### Assignment
Each entry must appear again exactly as it does in the source.

*** Opening Recorded information ***

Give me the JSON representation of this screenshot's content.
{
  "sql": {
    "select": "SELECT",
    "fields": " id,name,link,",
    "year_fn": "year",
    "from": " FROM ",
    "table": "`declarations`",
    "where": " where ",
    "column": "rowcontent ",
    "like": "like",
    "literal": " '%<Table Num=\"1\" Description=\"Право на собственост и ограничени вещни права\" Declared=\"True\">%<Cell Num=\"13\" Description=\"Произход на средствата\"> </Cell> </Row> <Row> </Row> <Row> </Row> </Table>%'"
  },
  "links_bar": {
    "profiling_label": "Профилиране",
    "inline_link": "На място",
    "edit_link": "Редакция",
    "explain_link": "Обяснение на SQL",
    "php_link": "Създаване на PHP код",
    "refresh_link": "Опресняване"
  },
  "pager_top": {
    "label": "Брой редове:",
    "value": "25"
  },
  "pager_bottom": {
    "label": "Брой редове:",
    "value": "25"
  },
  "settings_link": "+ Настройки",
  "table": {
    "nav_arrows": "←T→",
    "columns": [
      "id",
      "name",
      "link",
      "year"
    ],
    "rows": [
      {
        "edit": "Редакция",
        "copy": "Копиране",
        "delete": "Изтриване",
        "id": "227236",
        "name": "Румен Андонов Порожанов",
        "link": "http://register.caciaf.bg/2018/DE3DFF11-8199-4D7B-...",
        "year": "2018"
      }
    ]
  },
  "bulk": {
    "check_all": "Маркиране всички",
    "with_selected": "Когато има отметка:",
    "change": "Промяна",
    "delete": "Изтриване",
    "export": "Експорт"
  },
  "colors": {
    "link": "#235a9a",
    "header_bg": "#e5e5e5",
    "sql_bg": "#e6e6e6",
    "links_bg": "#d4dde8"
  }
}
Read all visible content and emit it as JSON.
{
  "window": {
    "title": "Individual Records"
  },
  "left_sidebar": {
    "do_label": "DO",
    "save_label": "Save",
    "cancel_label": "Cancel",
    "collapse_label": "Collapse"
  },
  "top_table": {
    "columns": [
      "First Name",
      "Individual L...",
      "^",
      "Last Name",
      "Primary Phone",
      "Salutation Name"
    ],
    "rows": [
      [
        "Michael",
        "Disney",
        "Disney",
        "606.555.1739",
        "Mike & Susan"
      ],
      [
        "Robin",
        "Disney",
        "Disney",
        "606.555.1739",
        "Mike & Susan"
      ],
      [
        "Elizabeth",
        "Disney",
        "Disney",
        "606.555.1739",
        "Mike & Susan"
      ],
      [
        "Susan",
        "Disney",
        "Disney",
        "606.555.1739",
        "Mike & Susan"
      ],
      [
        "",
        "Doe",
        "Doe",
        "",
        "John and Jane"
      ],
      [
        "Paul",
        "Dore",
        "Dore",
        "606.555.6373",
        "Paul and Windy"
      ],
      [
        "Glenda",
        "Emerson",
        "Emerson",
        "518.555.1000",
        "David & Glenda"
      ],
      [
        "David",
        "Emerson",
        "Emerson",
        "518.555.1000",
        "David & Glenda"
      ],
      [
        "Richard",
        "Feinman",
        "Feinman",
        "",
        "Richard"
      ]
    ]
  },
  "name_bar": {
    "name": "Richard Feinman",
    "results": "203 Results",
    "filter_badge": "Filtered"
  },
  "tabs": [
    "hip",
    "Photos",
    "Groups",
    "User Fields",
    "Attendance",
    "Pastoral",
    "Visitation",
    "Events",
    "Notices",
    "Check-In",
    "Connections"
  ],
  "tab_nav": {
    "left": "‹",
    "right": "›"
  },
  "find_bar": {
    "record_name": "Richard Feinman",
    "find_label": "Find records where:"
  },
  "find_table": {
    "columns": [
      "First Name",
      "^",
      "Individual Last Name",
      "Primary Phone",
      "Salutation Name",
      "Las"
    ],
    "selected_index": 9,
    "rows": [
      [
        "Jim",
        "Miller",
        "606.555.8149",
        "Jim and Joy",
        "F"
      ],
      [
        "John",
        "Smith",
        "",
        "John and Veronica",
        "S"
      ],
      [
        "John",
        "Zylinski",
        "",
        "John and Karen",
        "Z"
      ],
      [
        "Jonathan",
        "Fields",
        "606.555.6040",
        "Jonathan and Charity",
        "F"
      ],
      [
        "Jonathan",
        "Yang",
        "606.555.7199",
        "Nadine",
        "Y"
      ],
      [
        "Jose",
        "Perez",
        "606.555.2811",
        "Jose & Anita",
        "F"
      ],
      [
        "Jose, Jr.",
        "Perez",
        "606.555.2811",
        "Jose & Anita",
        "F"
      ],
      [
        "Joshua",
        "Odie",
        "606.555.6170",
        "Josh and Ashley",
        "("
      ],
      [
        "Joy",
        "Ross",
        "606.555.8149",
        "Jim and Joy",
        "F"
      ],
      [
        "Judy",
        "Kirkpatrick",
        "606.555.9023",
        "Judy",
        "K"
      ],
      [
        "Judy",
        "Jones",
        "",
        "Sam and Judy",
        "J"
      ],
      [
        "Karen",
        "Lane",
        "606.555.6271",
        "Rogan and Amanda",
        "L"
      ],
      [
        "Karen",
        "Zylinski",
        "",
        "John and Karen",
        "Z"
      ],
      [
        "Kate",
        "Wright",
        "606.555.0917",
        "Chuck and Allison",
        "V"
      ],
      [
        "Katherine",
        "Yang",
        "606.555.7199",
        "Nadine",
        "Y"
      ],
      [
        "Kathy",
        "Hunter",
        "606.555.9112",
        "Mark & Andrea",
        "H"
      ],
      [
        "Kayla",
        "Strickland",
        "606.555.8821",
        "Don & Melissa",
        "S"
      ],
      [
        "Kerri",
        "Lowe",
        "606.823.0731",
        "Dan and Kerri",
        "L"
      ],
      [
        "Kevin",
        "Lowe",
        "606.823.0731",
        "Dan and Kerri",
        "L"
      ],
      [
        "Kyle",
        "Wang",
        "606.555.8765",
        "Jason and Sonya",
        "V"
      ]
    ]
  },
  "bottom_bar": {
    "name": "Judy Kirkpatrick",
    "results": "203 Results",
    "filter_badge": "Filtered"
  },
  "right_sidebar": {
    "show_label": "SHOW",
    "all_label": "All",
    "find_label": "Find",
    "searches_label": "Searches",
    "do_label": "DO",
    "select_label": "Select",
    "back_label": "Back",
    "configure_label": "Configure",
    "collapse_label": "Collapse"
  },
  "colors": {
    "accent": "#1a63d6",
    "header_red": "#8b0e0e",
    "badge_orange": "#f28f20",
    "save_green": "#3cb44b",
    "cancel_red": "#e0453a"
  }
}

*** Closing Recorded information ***

### Final answer
Give me the JSON representation of this screenshot's content.
{
  "sql": {
    "select": "SELECT",
    "fields": " id,name,link,",
    "year_fn": "year",
    "from": " FROM ",
    "table": "`declarations`",
    "where": " where ",
    "column": "rowcontent ",
    "like": "like",
    "literal": " '%<Table Num=\"1\" Description=\"Право на собственост и ограничени вещни права\" Declared=\"True\">%<Cell Num=\"13\" Description=\"Произход на средствата\"> </Cell> </Row> <Row> </Row> <Row> </Row> </Table>%'"
  },
  "links_bar": {
    "profiling_label": "Профилиране",
    "inline_link": "На място",
    "edit_link": "Редакция",
    "explain_link": "Обяснение на SQL",
    "php_link": "Създаване на PHP код",
    "refresh_link": "Опресняване"
  },
  "pager_top": {
    "label": "Брой редове:",
    "value": "25"
  },
  "pager_bottom": {
    "label": "Брой редове:",
    "value": "25"
  },
  "settings_link": "+ Настройки",
  "table": {
    "nav_arrows": "←T→",
    "columns": [
      "id",
      "name",
      "link",
      "year"
    ],
    "rows": [
      {
        "edit": "Редакция",
        "copy": "Копиране",
        "delete": "Изтриване",
        "id": "227236",
        "name": "Румен Андонов Порожанов",
        "link": "http://register.caciaf.bg/2018/DE3DFF11-8199-4D7B-...",
        "year": "2018"
      }
    ]
  },
  "bulk": {
    "check_all": "Маркиране всички",
    "with_selected": "Когато има отметка:",
    "change": "Промяна",
    "delete": "Изтриване",
    "export": "Експорт"
  },
  "colors": {
    "link": "#235a9a",
    "header_bg": "#e5e5e5",
    "sql_bg": "#e6e6e6",
    "links_bg": "#d4dde8"
  }
}
Read all visible content and emit it as JSON.
{
  "window": {
    "title": "Individual Records"
  },
  "left_sidebar": {
    "do_label": "DO",
    "save_label": "Save",
    "cancel_label": "Cancel",
    "collapse_label": "Collapse"
  },
  "top_table": {
    "columns": [
      "First Name",
      "Individual L...",
      "^",
      "Last Name",
      "Primary Phone",
      "Salutation Name"
    ],
    "rows": [
      [
        "Michael",
        "Disney",
        "Disney",
        "606.555.1739",
        "Mike & Susan"
      ],
      [
        "Robin",
        "Disney",
        "Disney",
        "606.555.1739",
        "Mike & Susan"
      ],
      [
        "Elizabeth",
        "Disney",
        "Disney",
        "606.555.1739",
        "Mike & Susan"
      ],
      [
        "Susan",
        "Disney",
        "Disney",
        "606.555.1739",
        "Mike & Susan"
      ],
      [
        "",
        "Doe",
        "Doe",
        "",
        "John and Jane"
      ],
      [
        "Paul",
        "Dore",
        "Dore",
        "606.555.6373",
        "Paul and Windy"
      ],
      [
        "Glenda",
        "Emerson",
        "Emerson",
        "518.555.1000",
        "David & Glenda"
      ],
      [
        "David",
        "Emerson",
        "Emerson",
        "518.555.1000",
        "David & Glenda"
      ],
      [
        "Richard",
        "Feinman",
        "Feinman",
        "",
        "Richard"
      ]
    ]
  },
  "name_bar": {
    "name": "Richard Feinman",
    "results": "203 Results",
    "filter_badge": "Filtered"
  },
  "tabs": [
    "hip",
    "Photos",
    "Groups",
    "User Fields",
    "Attendance",
    "Pastoral",
    "Visitation",
    "Events",
    "Notices",
    "Check-In",
    "Connections"
  ],
  "tab_nav": {
    "left": "‹",
    "right": "›"
  },
  "find_bar": {
    "record_name": "Richard Feinman",
    "find_label": "Find records where:"
  },
  "find_table": {
    "columns": [
      "First Name",
      "^",
      "Individual Last Name",
      "Primary Phone",
      "Salutation Name",
      "Las"
    ],
    "selected_index": 9,
    "rows": [
      [
        "Jim",
        "Miller",
        "606.555.8149",
        "Jim and Joy",
        "F"
      ],
      [
        "John",
        "Smith",
        "",
        "John and Veronica",
        "S"
      ],
      [
        "John",
        "Zylinski",
        "",
        "John and Karen",
        "Z"
      ],
      [
        "Jonathan",
        "Fields",
        "606.555.6040",
        "Jonathan and Charity",
        "F"
      ],
      [
        "Jonathan",
        "Yang",
        "606.555.7199",
        "Nadine",
        "Y"
      ],
      [
        "Jose",
        "Perez",
        "606.555.2811",
        "Jose & Anita",
        "F"
      ],
      [
        "Jose, Jr.",
        "Perez",
        "606.555.2811",
        "Jose & Anita",
        "F"
      ],
      [
        "Joshua",
        "Odie",
        "606.555.6170",
        "Josh and Ashley",
        "("
      ],
      [
        "Joy",
        "Ross",
        "606.555.8149",
        "Jim and Joy",
        "F"
      ],
      [
        "Judy",
        "Kirkpatrick",
        "606.555.9023",
        "Judy",
        "K"
      ],
      [
        "Judy",
        "Jones",
        "",
        "Sam and Judy",
        "J"
      ],
      [
        "Karen",
        "Lane",
        "606.555.6271",
        "Rogan and Amanda",
        "L"
      ],
      [
        "Karen",
        "Zylinski",
        "",
        "John and Karen",
        "Z"
      ],
      [
        "Kate",
        "Wright",
        "606.555.0917",
        "Chuck and Allison",
        "V"
      ],
      [
        "Katherine",
        "Yang",
        "606.555.7199",
        "Nadine",
        "Y"
      ],
      [
        "Kathy",
        "Hunter",
        "606.555.9112",
        "Mark & Andrea",
        "H"
      ],
      [
        "Kayla",
        "Strickland",
        "606.555.8821",
        "Don & Melissa",
        "S"
      ],
      [
        "Kerri",
        "Lowe",
        "606.823.0731",
        "Dan and Kerri",
        "L"
      ],
      [
        "Kevin",
        "Lowe",
        "606.823.0731",
        "Dan and Kerri",
        "L"
      ],
      [
        "Kyle",
        "Wang",
        "606.555.8765",
        "Jason and Sonya",
        "V"
      ]
    ]
  },
  "bottom_bar": {
    "name": "Judy Kirkpatrick",
    "results": "203 Results",
    "filter_badge": "Filtered"
  },
  "right_sidebar": {
    "show_label": "SHOW",
    "all_label": "All",
    "find_label": "Find",
    "searches_label": "Searches",
    "do_label": "DO",
    "select_label": "Select",
    "back_label": "Back",
    "configure_label": "Configure",
    "collapse_label": "Collapse"
  },
  "colors": {
    "accent": "#1a63d6",
    "header_red": "#8b0e0e",
    "badge_orange": "#f28f20",
    "save_green": "#3cb44b",
    "cancel_red": "#e0453a"
  }
}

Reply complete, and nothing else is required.